# What the task requires:
Say how many lines in the material below include "JSON". The answer is the number alone.

# The input:

----------

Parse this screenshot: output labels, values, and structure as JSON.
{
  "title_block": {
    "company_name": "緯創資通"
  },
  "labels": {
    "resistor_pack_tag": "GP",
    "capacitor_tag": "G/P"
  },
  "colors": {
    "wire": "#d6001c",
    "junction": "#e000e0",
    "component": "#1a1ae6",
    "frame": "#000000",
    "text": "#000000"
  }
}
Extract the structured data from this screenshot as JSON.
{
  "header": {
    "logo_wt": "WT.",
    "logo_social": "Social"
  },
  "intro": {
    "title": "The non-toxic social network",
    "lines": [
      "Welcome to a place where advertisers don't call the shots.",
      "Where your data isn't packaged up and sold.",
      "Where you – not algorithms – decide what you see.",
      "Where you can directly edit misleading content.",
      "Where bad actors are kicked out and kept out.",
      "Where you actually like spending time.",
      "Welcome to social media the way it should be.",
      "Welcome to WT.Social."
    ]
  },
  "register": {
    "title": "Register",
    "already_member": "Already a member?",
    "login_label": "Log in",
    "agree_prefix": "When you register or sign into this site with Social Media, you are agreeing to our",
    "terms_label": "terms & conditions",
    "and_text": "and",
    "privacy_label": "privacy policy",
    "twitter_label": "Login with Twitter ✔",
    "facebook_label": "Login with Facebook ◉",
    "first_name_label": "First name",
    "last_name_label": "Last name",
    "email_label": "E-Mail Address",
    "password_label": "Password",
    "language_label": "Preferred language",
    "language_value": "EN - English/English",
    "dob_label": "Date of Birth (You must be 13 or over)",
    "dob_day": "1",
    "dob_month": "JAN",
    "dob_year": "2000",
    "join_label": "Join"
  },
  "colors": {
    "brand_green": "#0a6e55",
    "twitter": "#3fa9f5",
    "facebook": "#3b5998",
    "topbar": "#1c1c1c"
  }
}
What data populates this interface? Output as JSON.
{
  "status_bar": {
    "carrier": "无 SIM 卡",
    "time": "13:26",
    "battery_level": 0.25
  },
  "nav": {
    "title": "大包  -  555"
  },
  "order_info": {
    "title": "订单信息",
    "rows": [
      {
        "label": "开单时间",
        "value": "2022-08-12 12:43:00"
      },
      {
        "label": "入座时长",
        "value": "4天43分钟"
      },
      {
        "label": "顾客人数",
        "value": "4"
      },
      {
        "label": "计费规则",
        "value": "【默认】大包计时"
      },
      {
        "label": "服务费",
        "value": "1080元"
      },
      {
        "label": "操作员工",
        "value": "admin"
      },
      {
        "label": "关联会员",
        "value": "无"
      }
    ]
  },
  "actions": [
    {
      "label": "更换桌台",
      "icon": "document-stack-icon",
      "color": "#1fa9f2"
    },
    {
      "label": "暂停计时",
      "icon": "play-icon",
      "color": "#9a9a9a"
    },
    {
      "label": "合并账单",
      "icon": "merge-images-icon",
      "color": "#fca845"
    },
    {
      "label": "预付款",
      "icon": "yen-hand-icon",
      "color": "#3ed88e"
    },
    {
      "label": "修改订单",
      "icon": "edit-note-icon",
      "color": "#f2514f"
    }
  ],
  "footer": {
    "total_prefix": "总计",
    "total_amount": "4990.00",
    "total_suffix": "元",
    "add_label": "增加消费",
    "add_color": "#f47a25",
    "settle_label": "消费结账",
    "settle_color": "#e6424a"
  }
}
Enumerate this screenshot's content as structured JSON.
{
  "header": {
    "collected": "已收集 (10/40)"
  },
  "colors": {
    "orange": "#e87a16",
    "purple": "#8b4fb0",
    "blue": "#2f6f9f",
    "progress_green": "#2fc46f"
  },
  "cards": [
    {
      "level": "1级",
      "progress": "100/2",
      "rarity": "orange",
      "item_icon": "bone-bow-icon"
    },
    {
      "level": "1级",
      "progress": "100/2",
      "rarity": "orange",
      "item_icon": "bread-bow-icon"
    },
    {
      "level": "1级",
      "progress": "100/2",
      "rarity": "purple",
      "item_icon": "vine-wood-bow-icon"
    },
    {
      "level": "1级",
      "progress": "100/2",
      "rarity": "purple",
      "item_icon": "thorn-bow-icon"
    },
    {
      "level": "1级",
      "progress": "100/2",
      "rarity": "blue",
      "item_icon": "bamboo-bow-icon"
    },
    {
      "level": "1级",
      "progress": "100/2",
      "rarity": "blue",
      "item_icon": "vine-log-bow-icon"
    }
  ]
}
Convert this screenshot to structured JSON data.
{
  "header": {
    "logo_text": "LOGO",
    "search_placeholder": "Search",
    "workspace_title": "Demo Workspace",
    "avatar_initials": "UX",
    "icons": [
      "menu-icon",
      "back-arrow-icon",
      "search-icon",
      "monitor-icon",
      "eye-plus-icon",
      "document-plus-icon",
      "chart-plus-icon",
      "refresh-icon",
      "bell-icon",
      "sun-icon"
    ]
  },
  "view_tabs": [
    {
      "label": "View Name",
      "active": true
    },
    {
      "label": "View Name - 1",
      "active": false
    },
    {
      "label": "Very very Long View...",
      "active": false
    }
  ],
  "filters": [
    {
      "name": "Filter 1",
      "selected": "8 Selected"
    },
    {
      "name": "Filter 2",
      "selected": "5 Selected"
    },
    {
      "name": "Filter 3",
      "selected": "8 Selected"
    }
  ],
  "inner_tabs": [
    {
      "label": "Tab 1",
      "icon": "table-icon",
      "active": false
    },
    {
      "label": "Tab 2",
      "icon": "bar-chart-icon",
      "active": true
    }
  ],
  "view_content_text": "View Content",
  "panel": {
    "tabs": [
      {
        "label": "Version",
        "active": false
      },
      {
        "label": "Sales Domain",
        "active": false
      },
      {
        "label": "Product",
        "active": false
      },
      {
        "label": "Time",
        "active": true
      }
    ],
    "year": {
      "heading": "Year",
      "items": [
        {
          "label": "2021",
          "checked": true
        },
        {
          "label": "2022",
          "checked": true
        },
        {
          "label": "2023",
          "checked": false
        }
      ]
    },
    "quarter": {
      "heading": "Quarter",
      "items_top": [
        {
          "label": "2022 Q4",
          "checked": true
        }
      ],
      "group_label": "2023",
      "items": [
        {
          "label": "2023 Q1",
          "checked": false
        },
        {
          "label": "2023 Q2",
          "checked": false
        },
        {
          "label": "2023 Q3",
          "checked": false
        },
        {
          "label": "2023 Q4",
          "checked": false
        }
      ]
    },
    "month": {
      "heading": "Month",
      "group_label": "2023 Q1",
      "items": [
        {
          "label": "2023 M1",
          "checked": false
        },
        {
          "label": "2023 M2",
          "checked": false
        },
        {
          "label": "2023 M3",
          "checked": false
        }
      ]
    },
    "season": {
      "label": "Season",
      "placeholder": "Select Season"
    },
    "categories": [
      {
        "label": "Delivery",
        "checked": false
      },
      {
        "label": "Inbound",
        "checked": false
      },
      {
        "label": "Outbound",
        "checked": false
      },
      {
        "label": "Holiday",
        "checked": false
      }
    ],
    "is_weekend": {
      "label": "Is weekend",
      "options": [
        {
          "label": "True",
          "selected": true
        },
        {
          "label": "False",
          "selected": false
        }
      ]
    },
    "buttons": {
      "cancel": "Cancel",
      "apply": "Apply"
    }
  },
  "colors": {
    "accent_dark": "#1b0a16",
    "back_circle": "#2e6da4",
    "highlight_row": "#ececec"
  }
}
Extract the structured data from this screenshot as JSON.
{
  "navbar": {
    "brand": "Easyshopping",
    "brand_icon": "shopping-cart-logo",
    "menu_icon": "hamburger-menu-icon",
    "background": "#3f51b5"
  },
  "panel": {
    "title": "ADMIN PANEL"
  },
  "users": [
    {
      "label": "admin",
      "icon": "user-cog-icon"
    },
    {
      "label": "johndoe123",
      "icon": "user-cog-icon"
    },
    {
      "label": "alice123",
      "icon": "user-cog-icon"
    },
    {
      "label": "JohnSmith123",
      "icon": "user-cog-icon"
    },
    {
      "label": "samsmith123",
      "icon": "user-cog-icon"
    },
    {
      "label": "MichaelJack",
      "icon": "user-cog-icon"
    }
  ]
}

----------

# Task result:
6